Scripture Reading: 2 Timothy 4:1-22, Deuteronomy 31:6-8, 1 Corinthians 9:24-27
I’ve run exactly one marathon—actually, a half marathon. It was the winter of 2012, a mild winter, and most mornings, I could survive my five-mile training run with no more than leggings, a long-sleeved shirt, and a hat to keep the wind off my ears. The online guide I’d printed out for first-timers alternated short runs with longer ones, and as I checked the calendar, I realized I was about to hit a new milestone: six miles. I’d never run that far in my life. Every time I passed the five-mile marker, I started walking. That was enough right? Why go further?
My mind told my limbs that it was too hard, too boring. And so I stopped. Nashville has a renowned running club, which offered half-marathon training, and I knew if I had any chance at hitting my goal, I needed help.
The following Sunday morning, I showed up to the running club, amazed that there were so many, like me, who needed the help of others.
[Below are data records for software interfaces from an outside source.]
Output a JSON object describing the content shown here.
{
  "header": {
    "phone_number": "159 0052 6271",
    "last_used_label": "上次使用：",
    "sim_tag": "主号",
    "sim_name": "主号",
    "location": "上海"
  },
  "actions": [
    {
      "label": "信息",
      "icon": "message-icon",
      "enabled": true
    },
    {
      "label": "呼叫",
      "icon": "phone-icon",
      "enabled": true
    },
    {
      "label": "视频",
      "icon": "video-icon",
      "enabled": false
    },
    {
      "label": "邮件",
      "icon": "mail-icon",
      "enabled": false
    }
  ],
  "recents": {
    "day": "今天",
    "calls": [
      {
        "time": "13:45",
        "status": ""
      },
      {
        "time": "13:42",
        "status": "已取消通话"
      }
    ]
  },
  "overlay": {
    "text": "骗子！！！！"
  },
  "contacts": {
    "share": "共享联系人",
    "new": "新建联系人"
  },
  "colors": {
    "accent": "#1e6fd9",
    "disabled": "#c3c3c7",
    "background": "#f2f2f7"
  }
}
A short Indian man led my pace pack, and when I fell out (at mile five, again) he fell back with me, using his watch to push me to run for a minute, walk for a minute, until my body overpowered my mind. Within a few weeks, I was running seven miles, then ten. And though I was slow, I persisted.
Running is such an easy metaphor because it is so applicable to our life as Christians. Living a life of self-control and faith can leave us asking, “Why?” What’s the point of waiting until marriage, when there’s so much romance and sex to be had now? What’s the point of trusting in God, when things aren’t going the way you’d planned anyway? What’s the point of staying married, when the days blend together, one never-ending drone of laundry to wash, messes to clean, and cooking to complete? The mundane rhythms of a faithful life are like the pain of a solitary run—one foot after another, breathing, willing yourself not to stop, or to be diverted to another path. It’s not easy, and most of the time, it’s not fun. But it is worth it.
Paul tells Timothy not to grow discouraged in his particular race. Persist, he says, whether it is convenient or not. In fact, I’d venture to say that persistence is most evident when it’s not convenient. When life gets boring and painful, like a long and solitary run, we are so quick to turn for relief, for permission to stop, for a detour. We itch to hear some new truth that indulges our desire for comfort. But our comfort isn’t in the race ending; our comfort comes in the form of great partners, running at our side.
For a while, Timothy had Paul by his side, like my friend in the running club, offering advice, encouraging him onward. But Paul knew his race was nearly finished. As death lingers in the near future, Paul tells Timothy that he will have to go on alone. But even alone, we are not alone. Paul tells him, “Everyone deserted me, but the Lord stood with me” (2 Timothy 4:16).
I do not know what particular race this day holds for you. This month. This year. Perhaps you are staring at the uphill climb of divorce, a valley of infertility, or the flat plains of our mundane world. Run, my friend. Run slow, if you have to. Enjoy your Christian running mates, if and when they are there. And when they are gone, run, knowing that Jesus is by your side.
Claire Gibson is a writer whose work has been featured in publications including The Washington Post and Entrepreneur Magazine among many others. An Army kid who grew up at West Point, New York, Claire is currently growing roots in Nashville, Tennessee, with her husband, Patrick, their son, Sam, and their dog, Winnie. Her debut novel, Beyond the Point, will be published next year.